Some folks will tell you that nothing lasts forever. They’ll remind you, without knowing for certain themselves, that everything that is will soon enough be what was. That dead men tell no tales, and ashes to ashes, and all those other warnings of ends. Those folks cannot see beyond the darkness of their finite assumptions.
I endeavor to know and see that everything lasts forever. Everything. Me, you, those fabled ashes, all fallen down as they may be. And as for the dead not telling more tales? Oh, yes they do. You just have to know how to listen properly, and see with the right eyes.
And beyond such bold notions of everlasting everything, I am here to tell you one more tale too wild to be true, but is: some houses have souls.
Hearts, too. As broken as yours, and thrice as big, capable of entrapping memories and moments in its very walls. Some houses remember your name and the sound of your voice and the fall of your footsteps. Some recall you as a child, and perhaps, your Mama and Daddy as children, too. It’s the old houses that have the oldest souls and the densest of memory laden walls.
I think of an old house in particular as I ponder these things. The Christmas tree would be up by now in the living room, a fresh Fraser fir from the mountain, cut and covered in silver tinsel, and popcorn on an endless mile of thread, precisely and carefully needled through and strung on the aromatic branches by three or four of us grandkids, the red and green lights reflected off shiny glass orbs in our fascinated eyes, and soaking into the walls of the soulful house.
And the presents! Oh, they were stacked as high as my knees and upward, and the oranges tasted sweeter than any ordinary summer orange. Nobody could have ever convinced us we were just poor hill folk. No, sir. We were royalty on those bright nights, new socks and coats and all.

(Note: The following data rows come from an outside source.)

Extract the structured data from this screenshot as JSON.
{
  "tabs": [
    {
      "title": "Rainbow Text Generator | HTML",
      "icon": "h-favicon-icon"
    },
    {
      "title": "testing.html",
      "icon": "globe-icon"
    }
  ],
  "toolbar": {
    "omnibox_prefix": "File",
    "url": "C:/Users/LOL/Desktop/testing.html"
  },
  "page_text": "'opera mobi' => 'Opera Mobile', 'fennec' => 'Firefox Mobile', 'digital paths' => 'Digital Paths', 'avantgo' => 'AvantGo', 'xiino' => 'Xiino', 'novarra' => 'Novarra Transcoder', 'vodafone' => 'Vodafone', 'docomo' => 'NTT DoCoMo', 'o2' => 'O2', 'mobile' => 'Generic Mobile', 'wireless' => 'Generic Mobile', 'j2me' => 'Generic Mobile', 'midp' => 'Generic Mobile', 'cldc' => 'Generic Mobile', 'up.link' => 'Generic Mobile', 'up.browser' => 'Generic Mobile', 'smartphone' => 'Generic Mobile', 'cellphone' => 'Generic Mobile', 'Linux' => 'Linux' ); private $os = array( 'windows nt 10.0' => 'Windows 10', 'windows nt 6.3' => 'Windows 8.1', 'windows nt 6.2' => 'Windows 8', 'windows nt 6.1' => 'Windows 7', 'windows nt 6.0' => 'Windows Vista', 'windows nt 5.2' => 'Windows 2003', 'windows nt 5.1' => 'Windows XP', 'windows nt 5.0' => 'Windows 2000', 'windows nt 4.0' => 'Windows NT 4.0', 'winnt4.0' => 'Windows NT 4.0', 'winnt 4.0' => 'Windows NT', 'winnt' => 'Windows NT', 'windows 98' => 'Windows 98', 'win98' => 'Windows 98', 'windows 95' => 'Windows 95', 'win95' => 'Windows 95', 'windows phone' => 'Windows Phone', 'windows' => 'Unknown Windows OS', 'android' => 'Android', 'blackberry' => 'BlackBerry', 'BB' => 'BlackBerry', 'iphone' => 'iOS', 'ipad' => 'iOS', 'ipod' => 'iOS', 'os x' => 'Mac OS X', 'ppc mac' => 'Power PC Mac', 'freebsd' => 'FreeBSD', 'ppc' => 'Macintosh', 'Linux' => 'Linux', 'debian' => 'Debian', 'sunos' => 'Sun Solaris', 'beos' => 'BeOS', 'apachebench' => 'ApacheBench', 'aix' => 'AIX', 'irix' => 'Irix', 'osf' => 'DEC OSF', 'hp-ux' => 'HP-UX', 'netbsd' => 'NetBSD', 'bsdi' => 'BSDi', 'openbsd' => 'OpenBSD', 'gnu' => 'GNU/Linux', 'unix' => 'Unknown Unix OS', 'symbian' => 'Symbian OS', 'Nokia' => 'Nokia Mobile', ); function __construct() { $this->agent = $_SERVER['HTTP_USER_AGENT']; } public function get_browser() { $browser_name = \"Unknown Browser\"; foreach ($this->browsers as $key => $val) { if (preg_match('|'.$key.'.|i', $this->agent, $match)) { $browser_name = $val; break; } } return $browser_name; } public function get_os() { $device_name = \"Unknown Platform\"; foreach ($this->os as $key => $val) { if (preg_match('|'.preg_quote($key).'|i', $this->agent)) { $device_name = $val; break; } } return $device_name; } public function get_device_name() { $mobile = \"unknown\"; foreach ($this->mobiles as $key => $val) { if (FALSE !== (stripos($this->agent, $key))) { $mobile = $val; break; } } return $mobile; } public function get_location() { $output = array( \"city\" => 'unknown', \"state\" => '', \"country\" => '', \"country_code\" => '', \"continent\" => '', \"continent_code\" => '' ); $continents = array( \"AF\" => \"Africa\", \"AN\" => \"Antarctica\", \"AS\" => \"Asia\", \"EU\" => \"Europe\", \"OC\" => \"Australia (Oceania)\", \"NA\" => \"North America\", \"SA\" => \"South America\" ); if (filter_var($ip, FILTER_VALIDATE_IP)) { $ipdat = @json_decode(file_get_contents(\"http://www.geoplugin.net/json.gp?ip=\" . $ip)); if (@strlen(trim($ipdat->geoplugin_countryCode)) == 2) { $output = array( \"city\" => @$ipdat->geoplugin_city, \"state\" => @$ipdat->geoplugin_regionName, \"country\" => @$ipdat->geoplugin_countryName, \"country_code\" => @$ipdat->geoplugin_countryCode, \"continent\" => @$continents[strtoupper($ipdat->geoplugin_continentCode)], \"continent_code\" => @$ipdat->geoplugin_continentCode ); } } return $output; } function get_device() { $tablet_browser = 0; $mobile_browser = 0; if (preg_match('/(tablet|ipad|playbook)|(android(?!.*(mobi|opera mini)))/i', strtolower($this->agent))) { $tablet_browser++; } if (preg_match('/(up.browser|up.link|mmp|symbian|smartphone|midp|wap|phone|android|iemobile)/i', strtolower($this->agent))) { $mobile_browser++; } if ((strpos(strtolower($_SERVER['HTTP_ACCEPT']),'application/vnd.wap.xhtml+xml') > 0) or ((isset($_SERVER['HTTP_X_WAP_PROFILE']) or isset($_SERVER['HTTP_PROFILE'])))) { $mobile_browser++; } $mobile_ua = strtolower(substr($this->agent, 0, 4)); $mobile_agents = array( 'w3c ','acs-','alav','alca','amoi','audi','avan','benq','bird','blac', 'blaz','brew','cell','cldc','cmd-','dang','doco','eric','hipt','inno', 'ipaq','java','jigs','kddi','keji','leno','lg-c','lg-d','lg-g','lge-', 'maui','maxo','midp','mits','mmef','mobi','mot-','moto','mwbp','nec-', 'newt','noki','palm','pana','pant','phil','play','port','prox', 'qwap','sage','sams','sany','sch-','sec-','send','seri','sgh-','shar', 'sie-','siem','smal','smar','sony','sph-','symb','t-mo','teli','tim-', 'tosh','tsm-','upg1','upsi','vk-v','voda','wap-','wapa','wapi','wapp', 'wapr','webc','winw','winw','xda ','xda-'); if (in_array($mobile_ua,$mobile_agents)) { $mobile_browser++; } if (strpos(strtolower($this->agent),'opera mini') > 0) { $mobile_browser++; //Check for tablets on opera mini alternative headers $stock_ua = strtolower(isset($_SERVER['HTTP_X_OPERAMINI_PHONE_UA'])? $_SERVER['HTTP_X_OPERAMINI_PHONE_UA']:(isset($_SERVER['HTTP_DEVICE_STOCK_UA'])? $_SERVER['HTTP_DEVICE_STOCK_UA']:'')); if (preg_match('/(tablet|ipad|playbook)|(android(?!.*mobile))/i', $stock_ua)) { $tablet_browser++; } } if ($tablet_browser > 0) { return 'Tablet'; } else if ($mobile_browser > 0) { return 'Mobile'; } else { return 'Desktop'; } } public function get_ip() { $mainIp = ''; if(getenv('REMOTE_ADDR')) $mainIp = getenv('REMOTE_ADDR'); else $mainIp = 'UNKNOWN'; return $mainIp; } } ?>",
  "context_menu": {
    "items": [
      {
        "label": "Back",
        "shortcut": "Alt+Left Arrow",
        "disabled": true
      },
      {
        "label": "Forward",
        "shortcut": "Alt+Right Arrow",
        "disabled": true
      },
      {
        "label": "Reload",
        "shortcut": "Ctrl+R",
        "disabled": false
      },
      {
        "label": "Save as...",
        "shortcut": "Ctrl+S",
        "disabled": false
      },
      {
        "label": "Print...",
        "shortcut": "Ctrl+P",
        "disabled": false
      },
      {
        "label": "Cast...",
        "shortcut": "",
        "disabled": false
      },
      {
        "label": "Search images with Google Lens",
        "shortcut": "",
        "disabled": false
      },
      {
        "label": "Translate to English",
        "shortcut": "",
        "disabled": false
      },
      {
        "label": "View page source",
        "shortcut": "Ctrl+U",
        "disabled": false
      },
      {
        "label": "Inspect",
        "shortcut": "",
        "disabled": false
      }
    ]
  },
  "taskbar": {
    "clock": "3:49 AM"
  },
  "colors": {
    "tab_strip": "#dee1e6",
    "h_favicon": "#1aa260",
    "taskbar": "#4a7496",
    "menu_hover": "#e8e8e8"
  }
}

Mamaw is in the kitchen baking buttermilk pies and basting the fattest turkey you’ve ever heard tale of and reminding us kids to not run our fingers through with her best sewing needle. And Mama says if we do, she’s a’ gonna bust our tails good for us and we’ll all get coal in our stockings. She doesn’t mean a word of it, we know. Daddy plays Elvis on the record player and cousin Tommy dances a jig right up in the middle of the living room, and Mamaw swears to God he’s a heathen for such an awful display. The aunts and uncles and Mama and Daddy are at the dinette playing cards, and Mamaw praises the Lord and warns them good and proper that they’ll go to Hell for gambling, and it’s a good thing they were playing for popcorn instead of money, otherwise they’d have to do it out on the porch and out of her house.
They would laugh and say “oh, mother,” and carry on like there was no tomorrow. But there was a tomorrow, and we all knew it even then. And a yesterday. Papaw thought of those yesterdays as Elvis sang “I’ll be Home for Christmas,” and he would sit in his rocking chair and cry silent tears for the home in a distant Kentucky that remembered the worn out old man he was as a child, a home that stood dark and still somewhere up in a forgotten holler. But he remembered it. And perhaps that old place remembered him, too.
Yes, there is a tomorrow. It’s here. It’s now. Papaw has been long gone into the hereafter, and Mamaw has joined him. And so has Daddy and all the uncles. All of the children have grown up and scattered here and there. The cards have long ago been dealt and all the popcorn strung or eaten or thrown out to the winter birds.
And the house is now empty. It stands dark and silent against the backdrop of the faithful mountain where the Fraser firs grow forever green.
But the house has a soul. Oh, for certain it does. It has seen and heard and loved too much. It misses us. And on silent nights I imagine the echoes of heathen laughter and the faint nuances of Papaw’s tears still linger and seep from the walls and keep the old house warm and waiting.
We make other houses home now. And they have listening walls, too. But the oranges aren’t as sweet as I remember. And I am now the one with the silent tears.
Nothing lasts forever? Oh, yes it does. Everything lasts forever. Everything. And I’ll be home for Christmas, as I have always been. As they have always been. And always will be. They are still there, waiting for us.
You just have to know how to listen properly, and see with the right eyes.